Group equity co-ops are solidly rooted in the Chicago area, first rising as a practical solution to the very real needs of nineteenth-century single women. But this self-help approach eventually became an important option for anyone with financial need.
Many Hands: Building a Cooperative Future
Filmed in 2013, this is an inspirational chronical of the cooperative movement in Austin, Texas, and also an organizing tool for anyone searching for a cooperative approach to broader empowerment and stronger community.
Presentation from a session at NASCO Institute 2017.
Cooperatives are educational experiences. Whether your cooperative experience is campus-based or community-based, we all learn a lot as members.
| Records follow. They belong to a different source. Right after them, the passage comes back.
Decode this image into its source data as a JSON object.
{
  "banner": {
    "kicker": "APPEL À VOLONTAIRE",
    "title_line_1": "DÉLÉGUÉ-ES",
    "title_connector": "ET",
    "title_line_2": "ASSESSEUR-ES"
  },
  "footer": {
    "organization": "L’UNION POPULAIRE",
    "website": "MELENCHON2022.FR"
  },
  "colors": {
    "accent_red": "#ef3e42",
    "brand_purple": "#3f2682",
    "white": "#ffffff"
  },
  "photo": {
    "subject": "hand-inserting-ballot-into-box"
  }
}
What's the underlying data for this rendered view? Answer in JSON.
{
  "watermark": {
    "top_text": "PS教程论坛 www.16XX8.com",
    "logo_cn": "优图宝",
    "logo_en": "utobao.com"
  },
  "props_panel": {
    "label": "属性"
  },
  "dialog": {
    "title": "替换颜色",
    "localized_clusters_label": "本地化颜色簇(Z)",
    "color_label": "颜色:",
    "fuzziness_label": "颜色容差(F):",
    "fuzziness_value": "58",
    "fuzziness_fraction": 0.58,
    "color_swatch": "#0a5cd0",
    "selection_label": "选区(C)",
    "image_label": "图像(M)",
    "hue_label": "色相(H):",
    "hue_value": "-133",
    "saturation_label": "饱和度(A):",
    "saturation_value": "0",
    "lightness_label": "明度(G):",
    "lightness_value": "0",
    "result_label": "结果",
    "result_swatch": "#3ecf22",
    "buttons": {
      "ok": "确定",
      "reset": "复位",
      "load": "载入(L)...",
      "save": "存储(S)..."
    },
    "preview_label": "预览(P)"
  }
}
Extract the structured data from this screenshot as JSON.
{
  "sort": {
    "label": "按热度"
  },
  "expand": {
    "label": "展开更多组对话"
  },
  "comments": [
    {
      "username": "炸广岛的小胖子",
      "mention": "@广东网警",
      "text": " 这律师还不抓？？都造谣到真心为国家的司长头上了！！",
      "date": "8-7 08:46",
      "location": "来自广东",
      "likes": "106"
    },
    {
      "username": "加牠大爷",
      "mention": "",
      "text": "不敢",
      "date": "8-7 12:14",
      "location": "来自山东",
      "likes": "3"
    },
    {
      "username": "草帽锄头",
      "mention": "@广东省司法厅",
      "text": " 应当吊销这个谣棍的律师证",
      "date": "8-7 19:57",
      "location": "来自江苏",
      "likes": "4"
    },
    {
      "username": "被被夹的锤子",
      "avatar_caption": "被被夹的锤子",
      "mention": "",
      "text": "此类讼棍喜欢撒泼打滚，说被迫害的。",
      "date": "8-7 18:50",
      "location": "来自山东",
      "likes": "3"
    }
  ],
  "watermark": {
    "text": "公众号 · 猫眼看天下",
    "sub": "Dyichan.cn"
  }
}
Video footage of the late Luther Buchele leading NASCO Institute 2007 participants in song. For many years, Luther sang these songs ("Come and Let us Work Together" and "I'm My Own Landlord") at NASCO Institute - though Luther passed away in 2008, the songs are still sung yearly at Institute in his memory. You may read more about Luther in the attached obituary.